New Study Shows Better Transitioning Following Discharge Could Save Medicare Billions
Last week, the Alliance for Home Health Quality and Innovation announced the release of a report entitled "Clinically Appropriate and Cost-Effective Placement" (CACEP), which suggested that directing Medicare beneficiaries into the most cost-efficient setting possible after a hospital stay could save the program $35 billion to $100 billion over the next decade.
The CACEP project focused on reducing post-acute spending by improving the process of transitioning patients following hospital discharge. The purpose of the report, completed by Dobson DaVanzo & Associates, was to obtain a better understanding of how episodes of care are currently provided and to model uses of the home health benefit that are potentially more effective within the Medicare program.
"Every day in the United States, more than 10,000 Americans turn 65, and here in Pennsylvania our aging population is growing exponentially. We all know that our nation's healthcare system is struggling to adequately address a bulging infrastructure that is in dire need of reform in order to survive," said Vicki Hoak, PHA CEO. "I hope our members will study this report and use it as a tool when their agencies are approaching hospitals and other healthcare providers to form partnerships and develop innovative ways to bring care home."
The report, which examined claims for a representative 5% sample of Medicare beneficiaries from 2007 to 2009, found that post-acute care settings have very different costs, with home health being the lowest, followed by skilled nursing facilities, inpatient rehabilitation facilities and long-term care hospitals.
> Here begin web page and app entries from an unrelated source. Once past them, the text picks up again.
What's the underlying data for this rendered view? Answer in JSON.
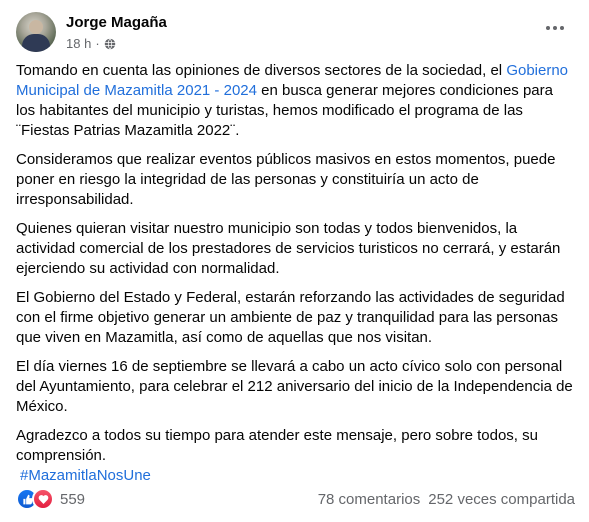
{
  "post": {
    "author": "Jorge Magaña",
    "time": "18 h",
    "separator": "·",
    "paragraphs": {
      "p1_before": "Tomando en cuenta las opiniones de diversos sectores de la sociedad, el ",
      "p1_link": "Gobierno Municipal de Mazamitla 2021 - 2024",
      "p1_after": " en busca generar mejores condiciones para los habitantes del municipio y turistas, hemos modificado el programa de las ¨Fiestas Patrias Mazamitla 2022¨.",
      "p2": "Consideramos que realizar eventos públicos masivos en estos momentos, puede poner en riesgo la integridad de las personas y constituiría un acto de irresponsabilidad.",
      "p3": "Quienes quieran visitar nuestro municipio son todas y todos bienvenidos, la actividad comercial de los prestadores de servicios turisticos no cerrará, y estarán ejerciendo su actividad con normalidad.",
      "p4": "El Gobierno del Estado y Federal, estarán reforzando las actividades de seguridad con el firme objetivo generar un ambiente de paz y tranquilidad para las personas que viven en Mazamitla, así como de aquellas que nos visitan.",
      "p5": "El día viernes 16 de septiembre se llevará a cabo un acto cívico solo con personal del Ayuntamiento, para celebrar el 212 aniversario del inicio de la Independencia de México.",
      "p6": "Agradezco a todos su tiempo para atender este mensaje, pero sobre todos, su comprensión."
    },
    "hashtag": "#MazamitlaNosUne"
  },
  "footer": {
    "reactions_count": "559",
    "comments": "78 comentarios",
    "shares": "252 veces compartida"
  },
  "colors": {
    "link": "#216fdb",
    "like": "#1877f2",
    "love": "#e41e3f",
    "muted": "#65676b"
  },
  "icons": [
    "globe-icon",
    "more-options-icon",
    "like-reaction-icon",
    "love-reaction-icon"
  ]
}
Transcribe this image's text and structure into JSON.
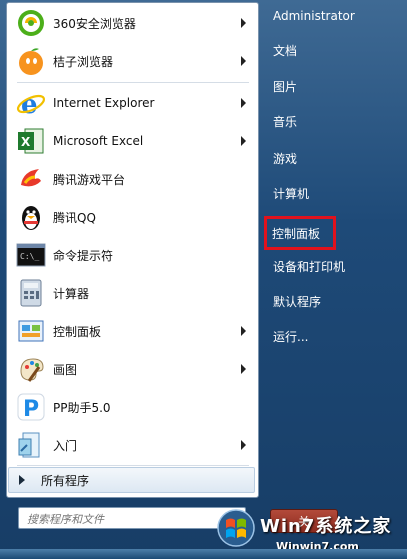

The report also notes that hospital readmissions increase costs for care. For instance, an average hospital episode that did not include a readmission cost Medicare $15,335, compared with $33,926 for an episode that included readmission to the hospital.
The final CACEP report builds upon a series of working papers assessing the volume, payments, patient pathways, and readmissions of various types of post-acute care episodes. The analysis also presents analytic models indicating Medicare savings. Modeling suggests the utilization of a clinically appropriate and cost-effective care model, which shifts patient care settings under the current delivery structure with payment incentives for clinically-appropriate placement, could reduce Medicare spending by $34.7 billion over a 10-year period (2014-2023).
Click here to download the full report.